Furthermore, the coming age is just a thousand years (Revelation 20:4, 5, 6). The duration of the age after that is not stated in Scripture. I believe that it is 42,000 years, ending with the Creation Jubilee after 49,000 years after sin is fully eradicated from creation.
The Pharisees who were guilty of blaspheming the Holy Spirit will not be among the overcomers who inherit the first resurrection. They are disqualified from being overcomers. They will not be able to enjoy the benefits of immortal life in the coming age. That is the essence of what Jesus was telling them.
In fact, the first resurrection will be limited to a few, for we read in Revelation 20:5, “the rest of the dead did not come to life until the thousand years were completed.” These Pharisees are among “the rest of the dead.” They will be raised for judgment at general resurrection and will be summoned to the great White Throne for judgment (Revelation 20:11, 12).

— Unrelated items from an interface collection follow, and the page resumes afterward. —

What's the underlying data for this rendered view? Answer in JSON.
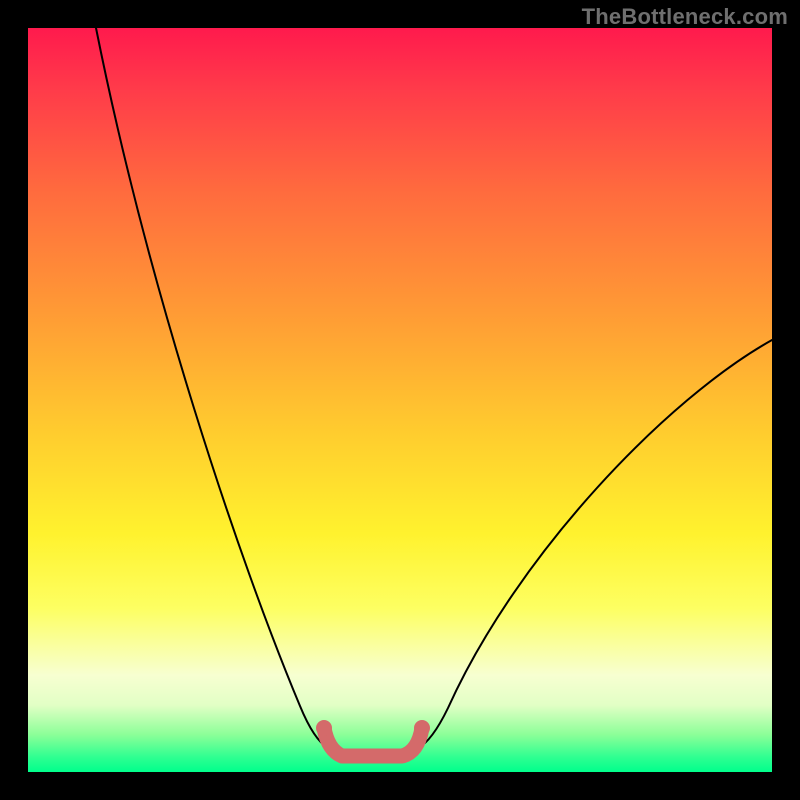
{
  "watermark": "TheBottleneck.com",
  "chart_data": {
    "type": "line",
    "title": "",
    "xlabel": "",
    "ylabel": "",
    "description": "Bottleneck V-curve: vertical axis is bottleneck percentage (high at top, 0 at bottom). Background gradient red→orange→yellow→green encodes severity. Two black curves descend to a minimum near x≈0.43 where a salmon U-shaped mark highlights the optimal zone.",
    "x_range_normalized": [
      0,
      1
    ],
    "y_range_percent": [
      0,
      100
    ],
    "gradient_stops": [
      {
        "pct": 0,
        "color": "#ff1a4d"
      },
      {
        "pct": 8,
        "color": "#ff3a4a"
      },
      {
        "pct": 22,
        "color": "#ff6b3e"
      },
      {
        "pct": 38,
        "color": "#ff9a35"
      },
      {
        "pct": 55,
        "color": "#ffce2e"
      },
      {
        "pct": 68,
        "color": "#fff22e"
      },
      {
        "pct": 78,
        "color": "#fdff62"
      },
      {
        "pct": 87,
        "color": "#f7ffd1"
      },
      {
        "pct": 91,
        "color": "#e2ffc5"
      },
      {
        "pct": 95,
        "color": "#8bff98"
      },
      {
        "pct": 98,
        "color": "#2fff91"
      },
      {
        "pct": 100,
        "color": "#00ff8c"
      }
    ],
    "series": [
      {
        "name": "left-curve",
        "x": [
          0.09,
          0.16,
          0.28,
          0.37,
          0.4
        ],
        "y": [
          100,
          65,
          29,
          9,
          3
        ]
      },
      {
        "name": "right-curve",
        "x": [
          0.52,
          0.56,
          0.66,
          0.86,
          1.0
        ],
        "y": [
          3,
          9,
          29,
          50,
          58
        ]
      }
    ],
    "highlight": {
      "color": "#d46a6a",
      "x_range": [
        0.4,
        0.53
      ],
      "y_percent": 2
    }
  }
}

The Pharisees’ Sin
What is unique about blaspheming the Holy Spirit? The context shows that these Pharisees attributed the work of the Holy Spirit to Beelzebub, “Lord of the Flies.” (The Jews altered the name slightly to read Beelzebul, “Lord of the Dunghill,” where flies tend to congregate. In their zeal to slander Jesus, they found it necessary to slander the Holy Spirit, by whose power Jesus had just cast out the dumb demon. In doing so, they identified God as Beelzebub.
Those Pharisees prided themselves as being avid followers of the Law, but in fact they were followers of men’s carnal understanding of the Law. They had put away God’s Law in order to follow the precepts of men (Matthew 15:3, 7, 8, 9). That lawless lifestyle simulated lawfulness, for they claimed that their doctrines presented God’s character and plan accurately. But if they had truly known the Law, they would have recognized Jesus as the Messiah, for He fulfilled every word in the Law and the Prophets.

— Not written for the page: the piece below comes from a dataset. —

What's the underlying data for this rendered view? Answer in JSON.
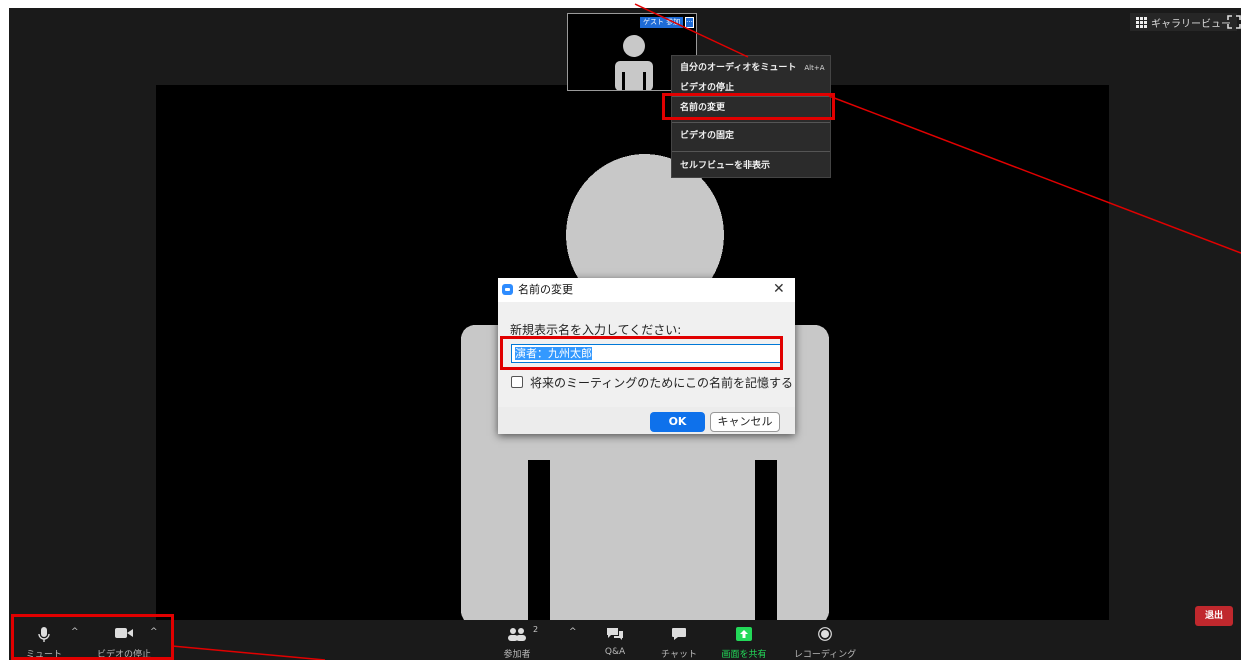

In the judgment itself, they will not be forgiven, but instead they will be “sold” (Exodus 22:3) as debtors to the Law until the Law of Jubilee finally sets them free into the glorious freedom of the children of God. This is the nature of the “fiery law” (Deuteronomy 33:2 KJV).

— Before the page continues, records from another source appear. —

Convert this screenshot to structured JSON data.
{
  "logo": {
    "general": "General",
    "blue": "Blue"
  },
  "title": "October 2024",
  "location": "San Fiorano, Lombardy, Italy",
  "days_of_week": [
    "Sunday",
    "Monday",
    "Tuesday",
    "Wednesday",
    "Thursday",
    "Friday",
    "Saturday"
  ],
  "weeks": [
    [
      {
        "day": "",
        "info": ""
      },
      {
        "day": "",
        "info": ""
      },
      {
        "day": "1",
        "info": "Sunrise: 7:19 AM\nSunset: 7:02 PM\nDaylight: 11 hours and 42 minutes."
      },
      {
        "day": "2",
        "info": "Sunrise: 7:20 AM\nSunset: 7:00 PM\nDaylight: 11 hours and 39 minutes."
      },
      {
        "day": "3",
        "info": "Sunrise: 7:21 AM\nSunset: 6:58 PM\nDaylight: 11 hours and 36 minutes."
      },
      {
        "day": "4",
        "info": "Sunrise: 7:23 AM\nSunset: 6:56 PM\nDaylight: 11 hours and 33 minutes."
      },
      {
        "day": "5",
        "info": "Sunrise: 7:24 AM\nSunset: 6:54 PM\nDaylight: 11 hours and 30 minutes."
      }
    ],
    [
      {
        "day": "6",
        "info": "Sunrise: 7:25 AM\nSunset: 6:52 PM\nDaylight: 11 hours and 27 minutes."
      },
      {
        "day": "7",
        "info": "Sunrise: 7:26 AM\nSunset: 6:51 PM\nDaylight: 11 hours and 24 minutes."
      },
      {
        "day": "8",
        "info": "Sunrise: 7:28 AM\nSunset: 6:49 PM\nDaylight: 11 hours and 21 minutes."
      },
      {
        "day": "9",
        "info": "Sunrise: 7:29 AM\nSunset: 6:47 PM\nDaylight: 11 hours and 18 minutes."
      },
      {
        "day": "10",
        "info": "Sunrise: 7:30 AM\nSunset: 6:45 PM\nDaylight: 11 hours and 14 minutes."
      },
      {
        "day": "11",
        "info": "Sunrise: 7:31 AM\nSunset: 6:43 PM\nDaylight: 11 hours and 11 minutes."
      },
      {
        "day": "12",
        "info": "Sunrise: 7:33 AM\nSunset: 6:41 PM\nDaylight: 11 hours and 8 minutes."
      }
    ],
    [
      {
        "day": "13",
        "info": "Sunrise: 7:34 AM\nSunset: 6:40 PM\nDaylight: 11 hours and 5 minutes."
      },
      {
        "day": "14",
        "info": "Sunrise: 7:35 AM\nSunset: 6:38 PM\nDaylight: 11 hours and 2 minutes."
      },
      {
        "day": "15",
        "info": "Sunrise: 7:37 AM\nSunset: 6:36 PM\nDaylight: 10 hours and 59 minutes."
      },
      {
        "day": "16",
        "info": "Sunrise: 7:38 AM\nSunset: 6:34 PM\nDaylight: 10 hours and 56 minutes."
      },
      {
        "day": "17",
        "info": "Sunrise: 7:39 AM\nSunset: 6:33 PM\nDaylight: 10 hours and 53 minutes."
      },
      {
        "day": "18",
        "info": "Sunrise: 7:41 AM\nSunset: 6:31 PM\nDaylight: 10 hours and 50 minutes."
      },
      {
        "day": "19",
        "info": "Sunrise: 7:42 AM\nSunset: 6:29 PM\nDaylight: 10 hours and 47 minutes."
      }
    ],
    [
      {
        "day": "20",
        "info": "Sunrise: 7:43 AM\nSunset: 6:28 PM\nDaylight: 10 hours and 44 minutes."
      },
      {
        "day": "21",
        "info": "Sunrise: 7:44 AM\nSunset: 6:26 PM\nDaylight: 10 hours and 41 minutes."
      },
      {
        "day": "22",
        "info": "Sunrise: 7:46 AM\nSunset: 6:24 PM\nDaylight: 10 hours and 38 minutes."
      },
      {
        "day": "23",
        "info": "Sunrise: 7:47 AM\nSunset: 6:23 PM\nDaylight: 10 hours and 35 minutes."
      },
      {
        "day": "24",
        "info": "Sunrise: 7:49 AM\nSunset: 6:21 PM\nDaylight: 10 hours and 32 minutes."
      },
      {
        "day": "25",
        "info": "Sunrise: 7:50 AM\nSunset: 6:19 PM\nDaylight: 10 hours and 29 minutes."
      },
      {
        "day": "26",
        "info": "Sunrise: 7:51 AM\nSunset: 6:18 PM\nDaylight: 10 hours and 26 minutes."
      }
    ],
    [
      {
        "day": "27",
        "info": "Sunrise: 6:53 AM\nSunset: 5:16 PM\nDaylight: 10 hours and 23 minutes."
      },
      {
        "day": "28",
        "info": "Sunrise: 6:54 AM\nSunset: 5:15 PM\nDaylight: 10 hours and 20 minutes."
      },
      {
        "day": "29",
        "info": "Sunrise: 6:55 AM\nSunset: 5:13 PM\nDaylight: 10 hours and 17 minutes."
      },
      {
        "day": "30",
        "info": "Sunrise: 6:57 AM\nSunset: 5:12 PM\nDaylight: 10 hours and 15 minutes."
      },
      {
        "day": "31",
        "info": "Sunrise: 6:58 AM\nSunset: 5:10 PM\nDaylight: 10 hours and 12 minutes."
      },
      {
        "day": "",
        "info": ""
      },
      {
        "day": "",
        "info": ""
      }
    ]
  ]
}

In a general sense, all of humanity is guilty of misrepresenting the character of God. Many (if not all) have attributed His works to others. The Pharisees attributed Jesus’ works to Beelzebul, which, Jesus said, blasphemed the Holy Spirit. There are many who unknowingly misrepresent God in similar ways, but it appears that the Pharisees did so deliberately in their bias against Jesus Himself.
In doing this, it seems that these Pharisees cursed themselves with blindness that will not be removed until every knee bows and every tongue confesses Christ at the great White Throne judgment. Ultimately, every curse will be removed and cast down, but yet the effects of curses always seem to endure until someone actually deals with them in a lawful manner.
For this reason, it appears that the Holy Spirit withdraws from those who are guilty of such blasphemy. Unless the Holy Spirit draws us, how can any of us respond with repentance? Hence, such people are incapable of repentance. While this may seem to be a harsh statement, it should also be of comfort to those who are sorrowful, believing that they have committed the unpardonable sin. Where does their sorrow originate, if not by the Holy Spirit?